■ EXERCISE DETAILS ■
Repeat, line for line, the entries printed below.

Entries from a dataset of interfaces:
==========
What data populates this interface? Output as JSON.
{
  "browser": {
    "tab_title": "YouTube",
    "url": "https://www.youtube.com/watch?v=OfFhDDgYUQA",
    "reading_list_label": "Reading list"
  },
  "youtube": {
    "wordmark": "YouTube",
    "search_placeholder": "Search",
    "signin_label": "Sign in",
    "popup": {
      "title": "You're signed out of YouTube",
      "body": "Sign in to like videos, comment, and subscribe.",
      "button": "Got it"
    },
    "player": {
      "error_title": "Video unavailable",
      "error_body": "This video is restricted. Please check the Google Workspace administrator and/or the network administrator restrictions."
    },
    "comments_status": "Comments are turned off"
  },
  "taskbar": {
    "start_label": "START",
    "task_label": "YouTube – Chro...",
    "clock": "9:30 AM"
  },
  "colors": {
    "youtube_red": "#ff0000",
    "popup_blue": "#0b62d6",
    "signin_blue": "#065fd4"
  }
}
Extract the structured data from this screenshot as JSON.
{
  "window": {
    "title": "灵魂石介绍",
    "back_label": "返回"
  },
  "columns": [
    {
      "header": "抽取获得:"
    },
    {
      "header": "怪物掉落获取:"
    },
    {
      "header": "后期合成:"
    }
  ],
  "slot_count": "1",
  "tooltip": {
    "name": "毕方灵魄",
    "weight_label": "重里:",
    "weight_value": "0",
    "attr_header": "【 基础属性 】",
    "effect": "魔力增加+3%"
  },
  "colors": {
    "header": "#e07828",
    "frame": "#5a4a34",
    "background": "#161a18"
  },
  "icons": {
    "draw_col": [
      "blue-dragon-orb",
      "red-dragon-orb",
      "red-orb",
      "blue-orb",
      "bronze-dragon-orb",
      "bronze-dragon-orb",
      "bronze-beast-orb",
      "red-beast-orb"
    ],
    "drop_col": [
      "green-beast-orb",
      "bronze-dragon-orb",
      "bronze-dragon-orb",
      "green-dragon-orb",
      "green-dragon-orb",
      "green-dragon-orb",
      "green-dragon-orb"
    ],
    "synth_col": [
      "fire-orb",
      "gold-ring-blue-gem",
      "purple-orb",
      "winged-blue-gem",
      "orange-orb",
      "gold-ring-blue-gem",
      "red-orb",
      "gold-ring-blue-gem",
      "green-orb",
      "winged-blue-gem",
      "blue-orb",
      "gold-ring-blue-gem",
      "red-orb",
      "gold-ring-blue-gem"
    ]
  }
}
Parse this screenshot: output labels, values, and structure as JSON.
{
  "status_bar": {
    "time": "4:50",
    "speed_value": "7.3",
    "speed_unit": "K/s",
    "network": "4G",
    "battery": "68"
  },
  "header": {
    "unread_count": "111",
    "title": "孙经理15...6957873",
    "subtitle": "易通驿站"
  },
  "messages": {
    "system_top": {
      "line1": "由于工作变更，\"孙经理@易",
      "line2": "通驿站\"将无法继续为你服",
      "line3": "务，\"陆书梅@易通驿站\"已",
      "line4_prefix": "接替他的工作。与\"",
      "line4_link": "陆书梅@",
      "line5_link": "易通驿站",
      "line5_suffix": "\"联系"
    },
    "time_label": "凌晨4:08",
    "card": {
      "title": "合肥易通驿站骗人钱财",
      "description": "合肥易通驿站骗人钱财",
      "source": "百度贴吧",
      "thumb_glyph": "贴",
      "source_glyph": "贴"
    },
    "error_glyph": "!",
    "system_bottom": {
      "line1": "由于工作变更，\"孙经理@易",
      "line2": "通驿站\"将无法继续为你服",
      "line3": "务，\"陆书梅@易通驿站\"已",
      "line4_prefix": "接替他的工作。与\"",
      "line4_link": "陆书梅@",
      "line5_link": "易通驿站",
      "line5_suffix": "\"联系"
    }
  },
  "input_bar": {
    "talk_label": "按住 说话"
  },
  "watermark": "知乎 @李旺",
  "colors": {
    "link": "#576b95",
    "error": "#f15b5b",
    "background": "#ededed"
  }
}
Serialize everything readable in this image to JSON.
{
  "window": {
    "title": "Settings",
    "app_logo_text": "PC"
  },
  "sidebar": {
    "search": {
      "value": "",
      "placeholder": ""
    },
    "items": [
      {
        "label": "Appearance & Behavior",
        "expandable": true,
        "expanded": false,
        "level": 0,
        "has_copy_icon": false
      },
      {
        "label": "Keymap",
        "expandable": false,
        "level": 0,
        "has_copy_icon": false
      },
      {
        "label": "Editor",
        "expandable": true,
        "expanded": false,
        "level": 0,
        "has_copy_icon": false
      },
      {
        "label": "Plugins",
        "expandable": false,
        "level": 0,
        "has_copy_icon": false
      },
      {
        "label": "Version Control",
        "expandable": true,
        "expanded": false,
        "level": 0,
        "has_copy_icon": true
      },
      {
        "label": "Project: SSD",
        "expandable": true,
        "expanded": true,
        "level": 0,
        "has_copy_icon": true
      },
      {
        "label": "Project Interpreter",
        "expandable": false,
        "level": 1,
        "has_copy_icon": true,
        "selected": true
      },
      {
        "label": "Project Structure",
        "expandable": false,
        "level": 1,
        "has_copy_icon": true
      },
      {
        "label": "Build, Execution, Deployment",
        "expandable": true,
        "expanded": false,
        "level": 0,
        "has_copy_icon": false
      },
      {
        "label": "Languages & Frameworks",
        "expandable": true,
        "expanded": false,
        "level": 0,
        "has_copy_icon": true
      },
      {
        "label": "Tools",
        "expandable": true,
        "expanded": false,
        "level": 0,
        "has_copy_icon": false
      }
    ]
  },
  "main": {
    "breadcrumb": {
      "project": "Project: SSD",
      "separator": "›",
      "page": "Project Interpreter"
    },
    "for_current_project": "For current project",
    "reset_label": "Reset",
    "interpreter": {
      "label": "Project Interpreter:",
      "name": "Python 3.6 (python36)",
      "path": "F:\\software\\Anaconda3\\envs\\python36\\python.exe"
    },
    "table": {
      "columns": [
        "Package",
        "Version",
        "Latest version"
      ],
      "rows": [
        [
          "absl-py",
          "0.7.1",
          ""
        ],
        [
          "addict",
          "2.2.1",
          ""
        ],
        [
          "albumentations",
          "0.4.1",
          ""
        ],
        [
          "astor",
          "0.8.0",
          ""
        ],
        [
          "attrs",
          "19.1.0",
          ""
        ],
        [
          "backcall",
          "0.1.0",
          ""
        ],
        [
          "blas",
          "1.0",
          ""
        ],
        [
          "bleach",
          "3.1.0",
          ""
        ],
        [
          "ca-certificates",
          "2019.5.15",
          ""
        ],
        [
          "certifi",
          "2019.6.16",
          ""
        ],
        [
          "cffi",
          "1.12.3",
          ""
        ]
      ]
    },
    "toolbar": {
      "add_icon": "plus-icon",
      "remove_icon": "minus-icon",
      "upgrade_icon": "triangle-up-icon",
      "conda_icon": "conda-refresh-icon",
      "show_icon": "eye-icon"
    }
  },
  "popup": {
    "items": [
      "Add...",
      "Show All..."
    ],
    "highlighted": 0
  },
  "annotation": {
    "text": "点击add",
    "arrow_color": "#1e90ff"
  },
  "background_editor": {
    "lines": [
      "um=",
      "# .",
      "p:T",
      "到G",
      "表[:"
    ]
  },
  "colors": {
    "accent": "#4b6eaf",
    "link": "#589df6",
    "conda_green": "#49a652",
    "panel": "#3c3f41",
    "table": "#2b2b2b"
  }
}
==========
■ REPLY ■
What data populates this interface? Output as JSON.
{
  "browser": {
    "tab_title": "YouTube",
    "url": "https://www.youtube.com/watch?v=OfFhDDgYUQA",
    "reading_list_label": "Reading list"
  },
  "youtube": {
    "wordmark": "YouTube",
    "search_placeholder": "Search",
    "signin_label": "Sign in",
    "popup": {
      "title": "You're signed out of YouTube",
      "body": "Sign in to like videos, comment, and subscribe.",
      "button": "Got it"
    },
    "player": {
      "error_title": "Video unavailable",
      "error_body": "This video is restricted. Please check the Google Workspace administrator and/or the network administrator restrictions."
    },
    "comments_status": "Comments are turned off"
  },
  "taskbar": {
    "start_label": "START",
    "task_label": "YouTube – Chro...",
    "clock": "9:30 AM"
  },
  "colors": {
    "youtube_red": "#ff0000",
    "popup_blue": "#0b62d6",
    "signin_blue": "#065fd4"
  }
}
Extract the structured data from this screenshot as JSON.
{
  "window": {
    "title": "灵魂石介绍",
    "back_label": "返回"
  },
  "columns": [
    {
      "header": "抽取获得:"
    },
    {
      "header": "怪物掉落获取:"
    },
    {
      "header": "后期合成:"
    }
  ],
  "slot_count": "1",
  "tooltip": {
    "name": "毕方灵魄",
    "weight_label": "重里:",
    "weight_value": "0",
    "attr_header": "【 基础属性 】",
    "effect": "魔力增加+3%"
  },
  "colors": {
    "header": "#e07828",
    "frame": "#5a4a34",
    "background": "#161a18"
  },
  "icons": {
    "draw_col": [
      "blue-dragon-orb",
      "red-dragon-orb",
      "red-orb",
      "blue-orb",
      "bronze-dragon-orb",
      "bronze-dragon-orb",
      "bronze-beast-orb",
      "red-beast-orb"
    ],
    "drop_col": [
      "green-beast-orb",
      "bronze-dragon-orb",
      "bronze-dragon-orb",
      "green-dragon-orb",
      "green-dragon-orb",
      "green-dragon-orb",
      "green-dragon-orb"
    ],
    "synth_col": [
      "fire-orb",
      "gold-ring-blue-gem",
      "purple-orb",
      "winged-blue-gem",
      "orange-orb",
      "gold-ring-blue-gem",
      "red-orb",
      "gold-ring-blue-gem",
      "green-orb",
      "winged-blue-gem",
      "blue-orb",
      "gold-ring-blue-gem",
      "red-orb",
      "gold-ring-blue-gem"
    ]
  }
}
Parse this screenshot: output labels, values, and structure as JSON.
{
  "status_bar": {
    "time": "4:50",
    "speed_value": "7.3",
    "speed_unit": "K/s",
    "network": "4G",
    "battery": "68"
  },
  "header": {
    "unread_count": "111",
    "title": "孙经理15...6957873",
    "subtitle": "易通驿站"
  },
  "messages": {
    "system_top": {
      "line1": "由于工作变更，\"孙经理@易",
      "line2": "通驿站\"将无法继续为你服",
      "line3": "务，\"陆书梅@易通驿站\"已",
      "line4_prefix": "接替他的工作。与\"",
      "line4_link": "陆书梅@",
      "line5_link": "易通驿站",
      "line5_suffix": "\"联系"
    },
    "time_label": "凌晨4:08",
    "card": {
      "title": "合肥易通驿站骗人钱财",
      "description": "合肥易通驿站骗人钱财",
      "source": "百度贴吧",
      "thumb_glyph": "贴",
      "source_glyph": "贴"
    },
    "error_glyph": "!",
    "system_bottom": {
      "line1": "由于工作变更，\"孙经理@易",
      "line2": "通驿站\"将无法继续为你服",
      "line3": "务，\"陆书梅@易通驿站\"已",
      "line4_prefix": "接替他的工作。与\"",
      "line4_link": "陆书梅@",
      "line5_link": "易通驿站",
      "line5_suffix": "\"联系"
    }
  },
  "input_bar": {
    "talk_label": "按住 说话"
  },
  "watermark": "知乎 @李旺",
  "colors": {
    "link": "#576b95",
    "error": "#f15b5b",
    "background": "#ededed"
  }
}
Serialize everything readable in this image to JSON.
{
  "window": {
    "title": "Settings",
    "app_logo_text": "PC"
  },
  "sidebar": {
    "search": {
      "value": "",
      "placeholder": ""
    },
    "items": [
      {
        "label": "Appearance & Behavior",
        "expandable": true,
        "expanded": false,
        "level": 0,
        "has_copy_icon": false
      },
      {
        "label": "Keymap",
        "expandable": false,
        "level": 0,
        "has_copy_icon": false
      },
      {
        "label": "Editor",
        "expandable": true,
        "expanded": false,
        "level": 0,
        "has_copy_icon": false
      },
      {
        "label": "Plugins",
        "expandable": false,
        "level": 0,
        "has_copy_icon": false
      },
      {
        "label": "Version Control",
        "expandable": true,
        "expanded": false,
        "level": 0,
        "has_copy_icon": true
      },
      {
        "label": "Project: SSD",
        "expandable": true,
        "expanded": true,
        "level": 0,
        "has_copy_icon": true
      },
      {
        "label": "Project Interpreter",
        "expandable": false,
        "level": 1,
        "has_copy_icon": true,
        "selected": true
      },
      {
        "label": "Project Structure",
        "expandable": false,
        "level": 1,
        "has_copy_icon": true
      },
      {
        "label": "Build, Execution, Deployment",
        "expandable": true,
        "expanded": false,
        "level": 0,
        "has_copy_icon": false
      },
      {
        "label": "Languages & Frameworks",
        "expandable": true,
        "expanded": false,
        "level": 0,
        "has_copy_icon": true
      },
      {
        "label": "Tools",
        "expandable": true,
        "expanded": false,
        "level": 0,
        "has_copy_icon": false
      }
    ]
  },
  "main": {
    "breadcrumb": {
      "project": "Project: SSD",
      "separator": "›",
      "page": "Project Interpreter"
    },
    "for_current_project": "For current project",
    "reset_label": "Reset",
    "interpreter": {
      "label": "Project Interpreter:",
      "name": "Python 3.6 (python36)",
      "path": "F:\\software\\Anaconda3\\envs\\python36\\python.exe"
    },
    "table": {
      "columns": [
        "Package",
        "Version",
        "Latest version"
      ],
      "rows": [
        [
          "absl-py",
          "0.7.1",
          ""
        ],
        [
          "addict",
          "2.2.1",
          ""
        ],
        [
          "albumentations",
          "0.4.1",
          ""
        ],
        [
          "astor",
          "0.8.0",
          ""
        ],
        [
          "attrs",
          "19.1.0",
          ""
        ],
        [
          "backcall",
          "0.1.0",
          ""
        ],
        [
          "blas",
          "1.0",
          ""
        ],
        [
          "bleach",
          "3.1.0",
          ""
        ],
        [
          "ca-certificates",
          "2019.5.15",
          ""
        ],
        [
          "certifi",
          "2019.6.16",
          ""
        ],
        [
          "cffi",
          "1.12.3",
          ""
        ]
      ]
    },
    "toolbar": {
      "add_icon": "plus-icon",
      "remove_icon": "minus-icon",
      "upgrade_icon": "triangle-up-icon",
      "conda_icon": "conda-refresh-icon",
      "show_icon": "eye-icon"
    }
  },
  "popup": {
    "items": [
      "Add...",
      "Show All..."
    ],
    "highlighted": 0
  },
  "annotation": {
    "text": "点击add",
    "arrow_color": "#1e90ff"
  },
  "background_editor": {
    "lines": [
      "um=",
      "# .",
      "p:T",
      "到G",
      "表[:"
    ]
  },
  "colors": {
    "accent": "#4b6eaf",
    "link": "#589df6",
    "conda_green": "#49a652",
    "panel": "#3c3f41",
    "table": "#2b2b2b"
  }
}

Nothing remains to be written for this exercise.